Retype every entry word for word.

════════

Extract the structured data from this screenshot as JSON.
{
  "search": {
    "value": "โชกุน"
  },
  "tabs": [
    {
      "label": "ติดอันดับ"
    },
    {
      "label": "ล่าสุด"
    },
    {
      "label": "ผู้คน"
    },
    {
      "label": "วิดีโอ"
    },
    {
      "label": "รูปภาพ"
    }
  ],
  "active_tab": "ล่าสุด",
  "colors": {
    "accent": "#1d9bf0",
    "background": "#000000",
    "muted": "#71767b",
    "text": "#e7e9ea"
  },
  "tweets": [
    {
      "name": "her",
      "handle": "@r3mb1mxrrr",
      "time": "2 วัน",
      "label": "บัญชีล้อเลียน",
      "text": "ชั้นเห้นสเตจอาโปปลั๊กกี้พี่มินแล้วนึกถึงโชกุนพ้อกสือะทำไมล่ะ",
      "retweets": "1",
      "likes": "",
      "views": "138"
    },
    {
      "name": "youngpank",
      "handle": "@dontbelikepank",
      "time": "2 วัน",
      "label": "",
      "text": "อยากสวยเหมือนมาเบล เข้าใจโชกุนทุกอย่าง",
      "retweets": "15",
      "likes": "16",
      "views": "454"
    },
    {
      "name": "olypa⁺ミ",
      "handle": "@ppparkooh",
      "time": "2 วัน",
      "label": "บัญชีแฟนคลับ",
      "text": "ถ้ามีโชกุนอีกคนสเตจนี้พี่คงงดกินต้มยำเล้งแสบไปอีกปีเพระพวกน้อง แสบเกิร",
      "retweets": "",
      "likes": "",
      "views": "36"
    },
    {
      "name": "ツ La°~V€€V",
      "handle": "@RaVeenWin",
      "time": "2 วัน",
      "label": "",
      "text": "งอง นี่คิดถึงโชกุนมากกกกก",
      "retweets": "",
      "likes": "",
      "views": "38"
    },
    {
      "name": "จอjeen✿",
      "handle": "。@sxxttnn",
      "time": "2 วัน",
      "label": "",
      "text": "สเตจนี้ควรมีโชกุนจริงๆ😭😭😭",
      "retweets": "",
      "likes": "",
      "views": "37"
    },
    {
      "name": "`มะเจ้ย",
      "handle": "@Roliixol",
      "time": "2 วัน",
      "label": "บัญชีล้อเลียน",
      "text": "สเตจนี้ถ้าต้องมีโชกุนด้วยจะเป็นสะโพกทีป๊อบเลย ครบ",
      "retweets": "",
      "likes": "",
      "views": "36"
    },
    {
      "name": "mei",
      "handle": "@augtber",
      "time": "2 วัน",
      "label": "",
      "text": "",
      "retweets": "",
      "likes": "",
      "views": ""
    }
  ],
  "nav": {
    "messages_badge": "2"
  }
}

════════

Result =>
Extract the structured data from this screenshot as JSON.
{
  "search": {
    "value": "โชกุน"
  },
  "tabs": [
    {
      "label": "ติดอันดับ"
    },
    {
      "label": "ล่าสุด"
    },
    {
      "label": "ผู้คน"
    },
    {
      "label": "วิดีโอ"
    },
    {
      "label": "รูปภาพ"
    }
  ],
  "active_tab": "ล่าสุด",
  "colors": {
    "accent": "#1d9bf0",
    "background": "#000000",
    "muted": "#71767b",
    "text": "#e7e9ea"
  },
  "tweets": [
    {
      "name": "her",
      "handle": "@r3mb1mxrrr",
      "time": "2 วัน",
      "label": "บัญชีล้อเลียน",
      "text": "ชั้นเห้นสเตจอาโปปลั๊กกี้พี่มินแล้วนึกถึงโชกุนพ้อกสือะทำไมล่ะ",
      "retweets": "1",
      "likes": "",
      "views": "138"
    },
    {
      "name": "youngpank",
      "handle": "@dontbelikepank",
      "time": "2 วัน",
      "label": "",
      "text": "อยากสวยเหมือนมาเบล เข้าใจโชกุนทุกอย่าง",
      "retweets": "15",
      "likes": "16",
      "views": "454"
    },
    {
      "name": "olypa⁺ミ",
      "handle": "@ppparkooh",
      "time": "2 วัน",
      "label": "บัญชีแฟนคลับ",
      "text": "ถ้ามีโชกุนอีกคนสเตจนี้พี่คงงดกินต้มยำเล้งแสบไปอีกปีเพระพวกน้อง แสบเกิร",
      "retweets": "",
      "likes": "",
      "views": "36"
    },
    {
      "name": "ツ La°~V€€V",
      "handle": "@RaVeenWin",
      "time": "2 วัน",
      "label": "",
      "text": "งอง นี่คิดถึงโชกุนมากกกกก",
      "retweets": "",
      "likes": "",
      "views": "38"
    },
    {
      "name": "จอjeen✿",
      "handle": "。@sxxttnn",
      "time": "2 วัน",
      "label": "",
      "text": "สเตจนี้ควรมีโชกุนจริงๆ😭😭😭",
      "retweets": "",
      "likes": "",
      "views": "37"
    },
    {
      "name": "`มะเจ้ย",
      "handle": "@Roliixol",
      "time": "2 วัน",
      "label": "บัญชีล้อเลียน",
      "text": "สเตจนี้ถ้าต้องมีโชกุนด้วยจะเป็นสะโพกทีป๊อบเลย ครบ",
      "retweets": "",
      "likes": "",
      "views": "36"
    },
    {
      "name": "mei",
      "handle": "@augtber",
      "time": "2 วัน",
      "label": "",
      "text": "",
      "retweets": "",
      "likes": "",
      "views": ""
    }
  ],
  "nav": {
    "messages_badge": "2"
  }
}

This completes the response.